Sometimes we can be totally fooled …
The other evening at the pool. I take my place in my lane and crawl in the “active lane” while taking my chances with the others. The “active lane” is supposed to be an extra lane for fast swimmers. Supposed to be. Because time and again unbelievably slow swimmers mix in. They really have no place there. Really. But it seems not to disturb them. Probably they think: I am active – why should I not swim here?! That they cause, almost unbroken, long swim backups seems not to interest them. Slowly they crawl backwards down the lane, almost as if in slow motion. An elderly man, who I am not actually sure can swim, is among them. His swimming style reminds me of one who is about to drown. It amazes me that the life guard does not come running to administer first aid and to pull him out of the water. But they probably know them inside out. Other floating bodies in the active lane crawl so slowly through the water that I wonder whether an underwater snail, crawling on the bottom of the pool, would not overtake them.
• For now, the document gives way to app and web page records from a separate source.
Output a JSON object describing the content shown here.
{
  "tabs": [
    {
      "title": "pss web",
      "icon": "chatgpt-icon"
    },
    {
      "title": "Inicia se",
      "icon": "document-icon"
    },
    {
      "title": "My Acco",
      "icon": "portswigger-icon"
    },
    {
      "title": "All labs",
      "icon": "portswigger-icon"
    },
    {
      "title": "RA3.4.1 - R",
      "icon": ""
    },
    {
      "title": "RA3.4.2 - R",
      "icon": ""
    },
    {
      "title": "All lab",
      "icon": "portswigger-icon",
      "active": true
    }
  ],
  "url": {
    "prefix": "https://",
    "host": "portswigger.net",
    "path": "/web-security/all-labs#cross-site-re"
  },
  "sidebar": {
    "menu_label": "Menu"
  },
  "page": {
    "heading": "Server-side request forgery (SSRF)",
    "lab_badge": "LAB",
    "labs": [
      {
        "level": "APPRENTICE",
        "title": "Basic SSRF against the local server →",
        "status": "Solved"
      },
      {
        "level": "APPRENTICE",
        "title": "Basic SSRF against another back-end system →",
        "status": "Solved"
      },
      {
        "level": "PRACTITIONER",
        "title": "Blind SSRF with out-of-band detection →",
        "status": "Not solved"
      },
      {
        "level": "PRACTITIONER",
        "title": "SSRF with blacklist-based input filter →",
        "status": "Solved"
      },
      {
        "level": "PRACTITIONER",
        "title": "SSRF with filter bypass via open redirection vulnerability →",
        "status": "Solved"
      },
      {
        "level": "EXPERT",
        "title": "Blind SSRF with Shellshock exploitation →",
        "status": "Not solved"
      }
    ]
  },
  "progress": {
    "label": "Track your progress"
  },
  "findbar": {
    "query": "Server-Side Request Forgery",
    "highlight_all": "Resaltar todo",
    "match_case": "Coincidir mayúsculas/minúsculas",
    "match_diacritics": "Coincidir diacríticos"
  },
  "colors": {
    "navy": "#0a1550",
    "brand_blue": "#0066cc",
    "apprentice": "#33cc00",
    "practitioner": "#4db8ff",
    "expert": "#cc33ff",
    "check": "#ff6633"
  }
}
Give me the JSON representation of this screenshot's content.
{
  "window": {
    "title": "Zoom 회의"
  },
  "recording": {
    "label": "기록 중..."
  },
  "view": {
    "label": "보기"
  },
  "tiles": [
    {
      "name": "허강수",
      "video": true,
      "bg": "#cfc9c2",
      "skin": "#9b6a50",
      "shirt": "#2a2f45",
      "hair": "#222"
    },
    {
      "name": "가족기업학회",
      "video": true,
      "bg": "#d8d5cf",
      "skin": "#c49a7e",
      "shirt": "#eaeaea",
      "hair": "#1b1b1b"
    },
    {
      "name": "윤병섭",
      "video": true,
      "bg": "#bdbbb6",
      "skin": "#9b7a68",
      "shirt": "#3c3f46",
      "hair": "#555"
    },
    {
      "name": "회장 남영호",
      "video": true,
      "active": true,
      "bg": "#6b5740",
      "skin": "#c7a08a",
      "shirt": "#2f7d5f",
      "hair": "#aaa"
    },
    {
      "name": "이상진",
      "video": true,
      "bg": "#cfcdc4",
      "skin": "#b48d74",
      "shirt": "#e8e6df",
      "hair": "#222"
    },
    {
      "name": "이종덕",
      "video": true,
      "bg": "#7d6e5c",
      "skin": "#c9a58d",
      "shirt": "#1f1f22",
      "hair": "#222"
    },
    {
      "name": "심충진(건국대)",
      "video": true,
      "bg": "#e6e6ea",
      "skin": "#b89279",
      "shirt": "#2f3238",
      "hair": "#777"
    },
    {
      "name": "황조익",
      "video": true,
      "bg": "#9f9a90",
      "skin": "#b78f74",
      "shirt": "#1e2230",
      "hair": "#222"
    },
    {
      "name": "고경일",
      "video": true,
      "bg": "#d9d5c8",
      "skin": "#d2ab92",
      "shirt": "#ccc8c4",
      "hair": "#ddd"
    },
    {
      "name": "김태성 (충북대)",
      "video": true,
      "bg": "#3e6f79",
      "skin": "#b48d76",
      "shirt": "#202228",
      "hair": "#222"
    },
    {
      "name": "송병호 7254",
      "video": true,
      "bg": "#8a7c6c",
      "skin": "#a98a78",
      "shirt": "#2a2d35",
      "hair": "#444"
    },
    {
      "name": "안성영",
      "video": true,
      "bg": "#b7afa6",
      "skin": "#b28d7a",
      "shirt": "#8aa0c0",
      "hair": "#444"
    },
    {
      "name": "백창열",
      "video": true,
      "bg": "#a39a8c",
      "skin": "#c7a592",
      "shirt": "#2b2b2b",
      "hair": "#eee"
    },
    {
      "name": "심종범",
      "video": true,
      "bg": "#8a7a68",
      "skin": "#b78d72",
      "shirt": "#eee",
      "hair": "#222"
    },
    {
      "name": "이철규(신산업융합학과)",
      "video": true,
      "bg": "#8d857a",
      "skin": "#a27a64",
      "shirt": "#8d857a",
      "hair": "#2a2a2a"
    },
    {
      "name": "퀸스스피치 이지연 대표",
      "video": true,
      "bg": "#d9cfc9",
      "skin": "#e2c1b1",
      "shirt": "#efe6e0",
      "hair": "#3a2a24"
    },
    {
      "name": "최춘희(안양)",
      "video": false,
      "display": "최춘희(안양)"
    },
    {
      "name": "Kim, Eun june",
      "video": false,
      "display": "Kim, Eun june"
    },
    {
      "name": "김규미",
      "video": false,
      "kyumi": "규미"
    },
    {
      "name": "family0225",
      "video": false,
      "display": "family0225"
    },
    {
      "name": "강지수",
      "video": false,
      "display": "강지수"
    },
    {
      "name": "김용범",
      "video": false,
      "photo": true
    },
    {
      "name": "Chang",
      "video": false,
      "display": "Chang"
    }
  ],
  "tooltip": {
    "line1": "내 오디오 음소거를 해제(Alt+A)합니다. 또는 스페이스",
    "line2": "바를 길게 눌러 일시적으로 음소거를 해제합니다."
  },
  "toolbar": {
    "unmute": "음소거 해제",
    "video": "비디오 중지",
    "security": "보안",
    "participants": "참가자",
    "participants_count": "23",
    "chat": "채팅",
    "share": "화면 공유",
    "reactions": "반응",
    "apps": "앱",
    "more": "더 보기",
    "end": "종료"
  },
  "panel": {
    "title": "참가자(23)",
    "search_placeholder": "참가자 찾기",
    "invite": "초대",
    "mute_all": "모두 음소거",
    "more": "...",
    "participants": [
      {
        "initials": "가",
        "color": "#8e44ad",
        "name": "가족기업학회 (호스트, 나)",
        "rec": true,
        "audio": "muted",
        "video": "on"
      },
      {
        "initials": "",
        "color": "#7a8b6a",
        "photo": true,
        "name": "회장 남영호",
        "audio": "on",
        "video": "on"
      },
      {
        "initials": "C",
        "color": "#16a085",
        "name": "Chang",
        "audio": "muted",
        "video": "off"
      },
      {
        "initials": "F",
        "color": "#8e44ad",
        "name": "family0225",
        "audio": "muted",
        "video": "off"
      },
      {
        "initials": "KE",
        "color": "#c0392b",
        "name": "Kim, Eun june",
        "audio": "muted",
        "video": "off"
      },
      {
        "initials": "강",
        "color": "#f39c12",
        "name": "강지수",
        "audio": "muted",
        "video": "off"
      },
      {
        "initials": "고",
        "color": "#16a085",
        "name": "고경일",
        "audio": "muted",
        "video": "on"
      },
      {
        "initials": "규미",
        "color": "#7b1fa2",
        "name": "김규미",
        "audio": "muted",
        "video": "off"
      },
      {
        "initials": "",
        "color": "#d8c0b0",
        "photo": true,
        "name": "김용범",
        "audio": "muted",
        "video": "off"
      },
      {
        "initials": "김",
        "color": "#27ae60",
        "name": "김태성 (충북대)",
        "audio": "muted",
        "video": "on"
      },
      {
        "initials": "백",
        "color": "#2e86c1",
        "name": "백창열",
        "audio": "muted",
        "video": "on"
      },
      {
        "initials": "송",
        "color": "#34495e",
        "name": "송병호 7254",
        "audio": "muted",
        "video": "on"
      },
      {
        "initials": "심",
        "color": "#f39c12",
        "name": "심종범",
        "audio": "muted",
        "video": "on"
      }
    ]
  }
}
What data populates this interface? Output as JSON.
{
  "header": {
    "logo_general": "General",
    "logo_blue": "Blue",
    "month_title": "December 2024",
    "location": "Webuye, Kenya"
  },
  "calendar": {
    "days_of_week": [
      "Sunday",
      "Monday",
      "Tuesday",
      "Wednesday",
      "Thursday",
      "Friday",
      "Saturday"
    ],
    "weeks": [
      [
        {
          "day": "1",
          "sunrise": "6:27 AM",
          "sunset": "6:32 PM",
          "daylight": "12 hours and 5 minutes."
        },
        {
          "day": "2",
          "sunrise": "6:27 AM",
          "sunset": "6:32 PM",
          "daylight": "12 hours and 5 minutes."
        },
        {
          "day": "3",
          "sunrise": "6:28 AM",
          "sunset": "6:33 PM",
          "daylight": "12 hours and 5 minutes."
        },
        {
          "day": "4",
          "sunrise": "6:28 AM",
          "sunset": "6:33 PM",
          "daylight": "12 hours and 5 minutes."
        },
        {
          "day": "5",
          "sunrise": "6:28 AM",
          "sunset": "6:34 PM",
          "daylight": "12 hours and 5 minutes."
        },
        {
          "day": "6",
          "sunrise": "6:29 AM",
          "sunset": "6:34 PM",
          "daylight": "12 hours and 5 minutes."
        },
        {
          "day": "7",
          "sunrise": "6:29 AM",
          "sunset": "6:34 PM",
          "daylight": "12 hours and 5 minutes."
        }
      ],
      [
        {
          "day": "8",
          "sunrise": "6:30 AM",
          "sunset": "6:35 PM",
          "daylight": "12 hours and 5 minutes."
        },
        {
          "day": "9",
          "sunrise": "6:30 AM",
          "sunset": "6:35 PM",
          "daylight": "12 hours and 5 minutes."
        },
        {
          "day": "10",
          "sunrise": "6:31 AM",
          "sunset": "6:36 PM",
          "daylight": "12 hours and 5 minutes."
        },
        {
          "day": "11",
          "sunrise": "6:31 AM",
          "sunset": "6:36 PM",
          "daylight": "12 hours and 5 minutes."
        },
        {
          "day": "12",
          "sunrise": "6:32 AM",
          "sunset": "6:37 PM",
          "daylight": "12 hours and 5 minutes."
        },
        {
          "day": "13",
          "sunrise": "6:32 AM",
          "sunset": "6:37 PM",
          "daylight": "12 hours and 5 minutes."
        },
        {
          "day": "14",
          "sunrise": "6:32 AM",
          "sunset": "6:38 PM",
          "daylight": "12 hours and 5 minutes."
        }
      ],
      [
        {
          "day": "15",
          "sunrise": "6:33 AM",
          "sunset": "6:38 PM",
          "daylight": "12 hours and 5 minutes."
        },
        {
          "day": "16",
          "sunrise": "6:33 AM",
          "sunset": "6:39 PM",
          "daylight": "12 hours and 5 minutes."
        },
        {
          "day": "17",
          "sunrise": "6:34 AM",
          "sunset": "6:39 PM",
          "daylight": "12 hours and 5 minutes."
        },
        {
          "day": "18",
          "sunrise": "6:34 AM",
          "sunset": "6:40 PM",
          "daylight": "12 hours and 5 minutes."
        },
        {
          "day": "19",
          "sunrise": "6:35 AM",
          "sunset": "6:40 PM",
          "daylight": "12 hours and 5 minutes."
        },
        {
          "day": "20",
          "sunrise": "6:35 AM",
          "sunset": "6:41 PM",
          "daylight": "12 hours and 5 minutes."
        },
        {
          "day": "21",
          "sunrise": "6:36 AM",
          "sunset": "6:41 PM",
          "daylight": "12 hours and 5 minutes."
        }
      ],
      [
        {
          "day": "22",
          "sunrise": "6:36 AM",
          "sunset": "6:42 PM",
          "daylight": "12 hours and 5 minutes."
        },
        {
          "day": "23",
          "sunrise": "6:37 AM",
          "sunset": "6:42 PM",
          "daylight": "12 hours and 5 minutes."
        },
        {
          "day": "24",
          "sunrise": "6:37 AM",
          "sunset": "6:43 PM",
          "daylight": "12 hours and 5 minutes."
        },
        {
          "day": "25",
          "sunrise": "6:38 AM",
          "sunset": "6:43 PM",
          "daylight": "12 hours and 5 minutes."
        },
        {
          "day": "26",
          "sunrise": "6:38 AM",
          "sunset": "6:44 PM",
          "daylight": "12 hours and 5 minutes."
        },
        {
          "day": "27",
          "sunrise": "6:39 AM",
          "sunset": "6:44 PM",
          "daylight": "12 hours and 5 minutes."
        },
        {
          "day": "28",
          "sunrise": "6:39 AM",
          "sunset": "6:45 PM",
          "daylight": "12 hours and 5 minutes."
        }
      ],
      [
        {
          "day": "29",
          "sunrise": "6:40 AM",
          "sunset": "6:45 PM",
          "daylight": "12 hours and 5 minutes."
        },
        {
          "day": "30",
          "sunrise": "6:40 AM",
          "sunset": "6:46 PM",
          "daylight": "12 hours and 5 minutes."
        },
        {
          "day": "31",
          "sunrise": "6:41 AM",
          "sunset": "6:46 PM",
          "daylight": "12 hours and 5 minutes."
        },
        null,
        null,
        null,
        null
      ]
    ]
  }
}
Terribly annoying are these “pseudo-active” people. There is absolutely no possibility of performing an overtaking manoeuvre in the lane. If I try to overtake I will most likely get a couple of punches or kicks, because this type, with all of their mass, move across the lane and neither look forward nor sideward but seem to be trying to swim blind. Some fill the whole width of the lane with their outstretched arms – although otherwise three trained swimmers could crawl next to each other. Sometimes I am forced to make 3 stops within just one 50 meter lap. Those who have done swim training can maybe imagine what potential there is for the build-up of aggression in a short period of time. The positive side effect: all the pent up energy and, relatively more powerful, anger can be channelled into swim energy – when one eventually has a free lane …
Among these snail tempo swimmers in the active lane is a young lady with a blue swimming cap. She is beautifully tanned – probably comes from a country further south than Germany. After I overtook her and swam around her for the 36th time in about 20 minutes I used her break at the side of the pool to talk to her. Carefully I start with the facts: “You’ve been swimming here a while.” “Yes” she replies. I ask further: “And how far do you want to swim here today?” “Hm …, around 6 km in total.” Her last answer makes my jaw drop. I am speechless. 6 km!!! Amazing! I swim here my 2, sometimes also 2 ½ km. And this paddle aunty, whose crawl technique resembles that of a drowning poodle, wants to swim 6 km at a stretch?? I ask her how long she has been in the water today. She says: “Approximately 2 hours and 45 minutes”. Just strike me pink! A real marathon swimmer. I ask her, who she is and where she comes from. She explains that she studies here, that she is Spanish and grew up on Majorca. There she would also swim so far in the sea. Man, a real Majorcan! A native, who maybe even personally knows Dieter Bohlen. And to add to that a sustained and well trained personality. I take all my anger back and give this small personality my respect. Because one has to first succeed – to move oneself for around 3 hours without stopping in an indoor swimming pool – also when the accompanying speed leaves something to be desired. But that is definitely sporty. I forgive her today for using the active lane. Someone who swims so long in one go is really active. I will recognise this blue swim cap and in the future not get upset about these slow motion swimmers. At least not as much.What conclusions can I arrive at from this swimming experience:
- 1. First impressions can be powerfully deceptive.
- 2. Do not underestimate the inconspicuous swimmer in the blue swimming cap.
- 3. In Majorca people do not just bathe, they also do swim training in the sea.
- 4. Life holds amusing surprises for me.
- 5. Actually when doing sports it should not always be about fast times and good performance. Actually.
- 6. The life guards show no interest in who ultimately uses the active lane.
- 7. At my next visit I will just have to try out the “blind swimming” – and then go immediately and unerringly on a collision course with certain swimmers (potentially).
© Encourager68 (August 2014)